It’s been a week (and a day) and we’ve done some things that we thought you might like to know about so here they are.
First, I know I said in the last post that I was going to write a little something that went more into the plot of our new game and I haven’t done that. But there’s a good reason why! I was about to write the post when Austin sent me a message saying that he was going to met with a writer who was interested in this sort of thing and might be interested in helping us out. So I decided that it would be better for everyone if I let the someone who’s more inclined to being elegant with their words write the story. So that’s why you didn’t see anything more from us last week, but hopefully we’ll have a more professionally written story to share with you shortly!
So with that cleared up, lets get into some of the interesting stuff we handled this week. I think the biggest thing we had to tackle was the idea of saving the current state of the game. In our previous games we didn’t really do much saving beyond a few high scores. But because this new game is more of a story we had to figure out how to make sure when a player comes back to the game they can pick up exactly where they left off. This means not just having to save a few numbers, but having to save a whole slew of information. So much information that our previous techniques would not cut the mustard. Luckily, Unity has a great video tutorial on how to save game data even when a player quits the game (which you can watch here. Aren’t they the greatest!).
So after a quick viewing we were in business. We had a lovely singleton class set up that stored all the data and then saved it to a neat little file that it would then open up when we loaded the game and everything was wonderful! But our time of care-free coding would be fleeting.
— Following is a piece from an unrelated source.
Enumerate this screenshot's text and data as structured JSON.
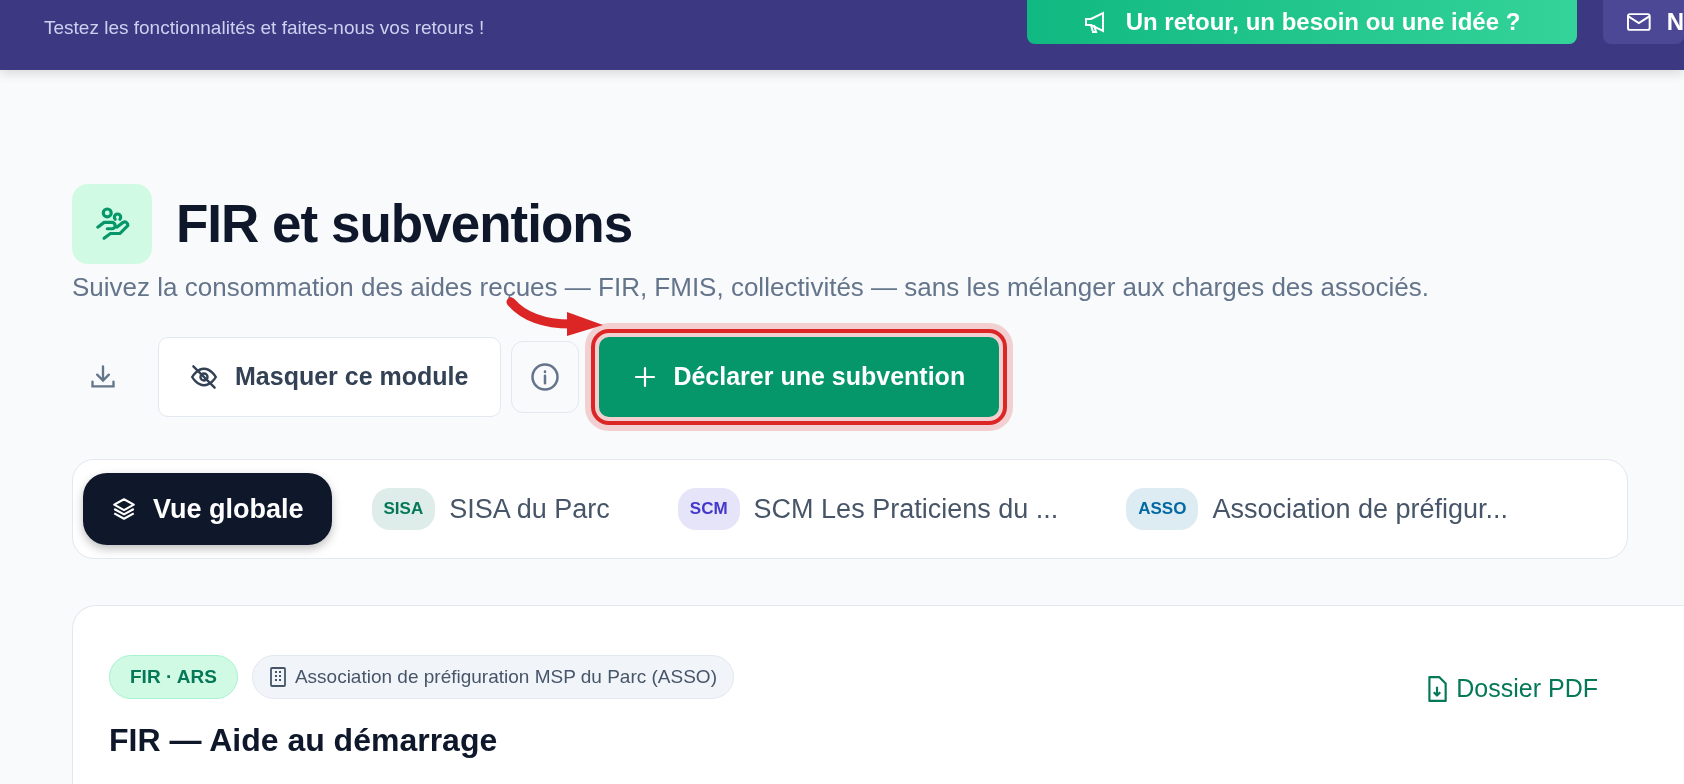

Thinking everything was working as we planned we moved on to another important aspect of the second act: day tracking. We already had a great mechanic in place that kept track of time and faded the screen out as it becomes time for the player to sleep; all we had to do was increment the number of days and save it to our wonderful data storage class. We hit our first speed bump when we realized that, because the sleeping method involved a fading element it was being called in our update script. In other words it was being called roughly 60 times a second every second. So when we tried to increment the days we were all-of-a-sudden going through about 60 days every second. So a couple clever boolean gates later and. . . our game data class stops working. . . but we didn’t. . .we didn’t even touch the game data class. . .and in one second. . . everything came crashing down. . .
Initially we thought we had broken something in the game data class when we added the boolean gates. So we took those out and it started to work again. But as quickly as we (thought) we had fixed it, it was was broken again. . .
In the end, it turns out that the scripts weren’t being loaded in the right order. The game data class needed to be loaded first when the game starts so that the level loader class can look at the data to load the level. By default, however, the scripts are essentially loaded randomly (which explained why it was working for a little while and then stopped working). Luckily there is a way to manually set which scripts are loaded first (which you can read more about here). So with that implemented we finally had our game saving data!!
We did get a few more things accomplished this week, most notably we got the swipe to move interface working for mobile devices and we got a good start on a few other game mechanics that we’ll tell you about when we get them finished up (hopefully next week).
I hope you enjoyed our little weekly recap story and, as always, thank you for reading.